|Pages/Publication Date:||446 / 1999|
The Founding Fathers have often been portrayed as like-minded and altogether benevolent, with the duel between Alexander Hamilton and Aaron Burr nothing more than an anomaly. In this remarkable retelling, the author of The Perils of Peace and Washington's Secret War takes us to the post-revolutionary world of 1804, when the success of the French Revolution prompted Hamilton and Burr to follow their own wildly ambitious political fantasies at a time when the fledgling Federal government was perceived as ineffectual. As Thomas Fleming details here, these friends were destined to become enemies, and only their fateful duel prevented their rivalry from destabilizing the fragile American republic.

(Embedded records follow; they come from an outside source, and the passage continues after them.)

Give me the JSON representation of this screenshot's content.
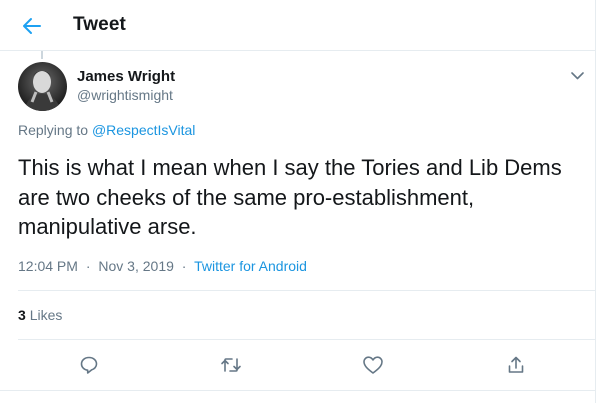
{
  "header": {
    "title": "Tweet",
    "back_icon": "arrow-left-icon",
    "accent_color": "#1da1f2"
  },
  "author": {
    "display_name": "James Wright",
    "handle": "@wrightismight",
    "avatar": "user-avatar-photo"
  },
  "reply_to": {
    "prefix": "Replying to",
    "handle": "@RespectIsVital"
  },
  "tweet": {
    "text": "This is what I mean when I say the Tories and Lib Dems are two cheeks of the same pro-establishment, manipulative arse."
  },
  "meta": {
    "time": "12:04 PM",
    "date": "Nov 3, 2019",
    "separator": "·",
    "source": "Twitter for Android"
  },
  "stats": {
    "likes_count": "3",
    "likes_label": "Likes"
  },
  "actions": [
    {
      "name": "reply",
      "icon": "reply-icon"
    },
    {
      "name": "retweet",
      "icon": "retweet-icon"
    },
    {
      "name": "like",
      "icon": "heart-icon"
    },
    {
      "name": "share",
      "icon": "share-icon"
    }
  ],
  "colors": {
    "link": "#1b95e0",
    "secondary_text": "#657786",
    "primary_text": "#14171a",
    "border": "#e6ecf0"
  }
}
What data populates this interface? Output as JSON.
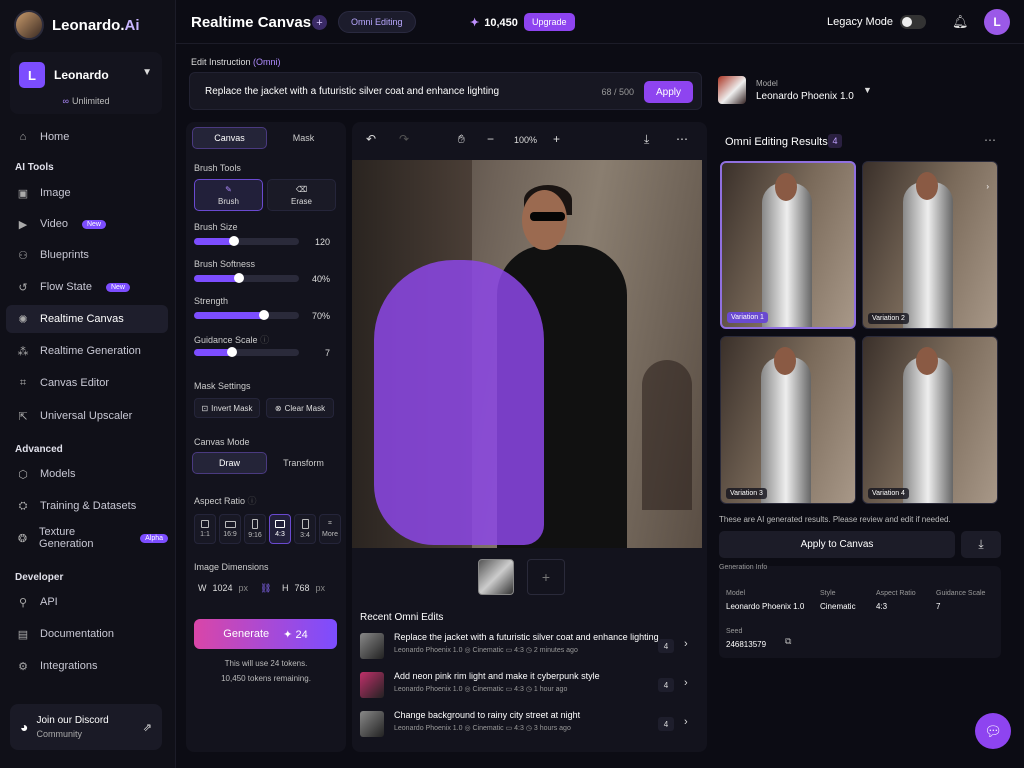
{
  "app": {
    "name_main": "Leonardo.",
    "name_suffix": "Ai"
  },
  "user": {
    "initial": "L",
    "name": "Leonardo",
    "plan": "Unlimited"
  },
  "nav": {
    "home": "Home",
    "ai_tools_head": "AI Tools",
    "image": "Image",
    "video": "Video",
    "video_badge": "New",
    "blueprints": "Blueprints",
    "flow_state": "Flow State",
    "flow_badge": "New",
    "realtime_canvas": "Realtime Canvas",
    "realtime_generation": "Realtime Generation",
    "canvas_editor": "Canvas Editor",
    "universal_upscaler": "Universal Upscaler",
    "advanced_head": "Advanced",
    "models": "Models",
    "training": "Training & Datasets",
    "texture": "Texture Generation",
    "texture_badge": "Alpha",
    "developer_head": "Developer",
    "api": "API",
    "documentation": "Documentation",
    "integrations": "Integrations"
  },
  "discord": {
    "title": "Join our Discord",
    "subtitle": "Community"
  },
  "topbar": {
    "title": "Realtime Canvas",
    "mode_pill": "Omni Editing",
    "tokens": "10,450",
    "upgrade": "Upgrade",
    "legacy_mode": "Legacy Mode",
    "avatar_initial": "L"
  },
  "instruction": {
    "label": "Edit Instruction",
    "label_tag": "(Omni)",
    "text": "Replace the jacket with a futuristic silver coat and enhance lighting",
    "count": "68 / 500",
    "apply": "Apply"
  },
  "model": {
    "label": "Model",
    "name": "Leonardo Phoenix 1.0"
  },
  "tools": {
    "tab_canvas": "Canvas",
    "tab_mask": "Mask",
    "brush_tools": "Brush Tools",
    "brush": "Brush",
    "erase": "Erase",
    "brush_size_label": "Brush Size",
    "brush_size": "120",
    "brush_size_pct": 0.38,
    "brush_softness_label": "Brush Softness",
    "brush_softness": "40%",
    "brush_softness_pct": 0.43,
    "strength_label": "Strength",
    "strength": "70%",
    "strength_pct": 0.67,
    "guidance_label": "Guidance Scale",
    "guidance": "7",
    "guidance_pct": 0.36,
    "mask_settings": "Mask Settings",
    "invert_mask": "Invert Mask",
    "clear_mask": "Clear Mask",
    "canvas_mode": "Canvas Mode",
    "mode_draw": "Draw",
    "mode_transform": "Transform",
    "aspect_ratio": "Aspect Ratio",
    "ar_1_1": "1:1",
    "ar_16_9": "16:9",
    "ar_9_16": "9:16",
    "ar_4_3": "4:3",
    "ar_3_4": "3:4",
    "ar_more": "More",
    "image_dims": "Image Dimensions",
    "w_label": "W",
    "w_value": "1024",
    "h_label": "H",
    "h_value": "768",
    "unit": "px",
    "generate": "Generate",
    "generate_cost": "24",
    "note1": "This will use 24 tokens.",
    "note2": "10,450 tokens remaining."
  },
  "canvas": {
    "zoom": "100%",
    "recent_title": "Recent Omni Edits",
    "recent": [
      {
        "text": "Replace the jacket with a futuristic silver coat and enhance lighting",
        "model": "Leonardo Phoenix 1.0",
        "style": "Cinematic",
        "ratio": "4:3",
        "time": "2 minutes ago",
        "count": "4"
      },
      {
        "text": "Add neon pink rim light and make it cyberpunk style",
        "model": "Leonardo Phoenix 1.0",
        "style": "Cinematic",
        "ratio": "4:3",
        "time": "1 hour ago",
        "count": "4"
      },
      {
        "text": "Change background to rainy city street at night",
        "model": "Leonardo Phoenix 1.0",
        "style": "Cinematic",
        "ratio": "4:3",
        "time": "3 hours ago",
        "count": "4"
      }
    ]
  },
  "results": {
    "title": "Omni Editing Results",
    "count": "4",
    "variations": [
      "Variation 1",
      "Variation 2",
      "Variation 3",
      "Variation 4"
    ],
    "note": "These are AI generated results. Please review and edit if needed.",
    "apply_to_canvas": "Apply to Canvas",
    "gen_info_title": "Generation Info",
    "info_model_label": "Model",
    "info_model": "Leonardo Phoenix 1.0",
    "info_style_label": "Style",
    "info_style": "Cinematic",
    "info_ratio_label": "Aspect Ratio",
    "info_ratio": "4:3",
    "info_guidance_label": "Guidance Scale",
    "info_guidance": "7",
    "info_seed_label": "Seed",
    "info_seed": "246813579"
  },
  "colors": {
    "accent": "#8e44f0",
    "mask": "#8c46e6",
    "bg": "#0c0c14"
  }
}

"Sex, violence, treason—Thomas Fleming's Duel has them all, painted in quick, copious strokes. By telling the story of two self-doomed outsiders, Fleming shows the dark side of an era—and of American politics."—Richard Brookhiser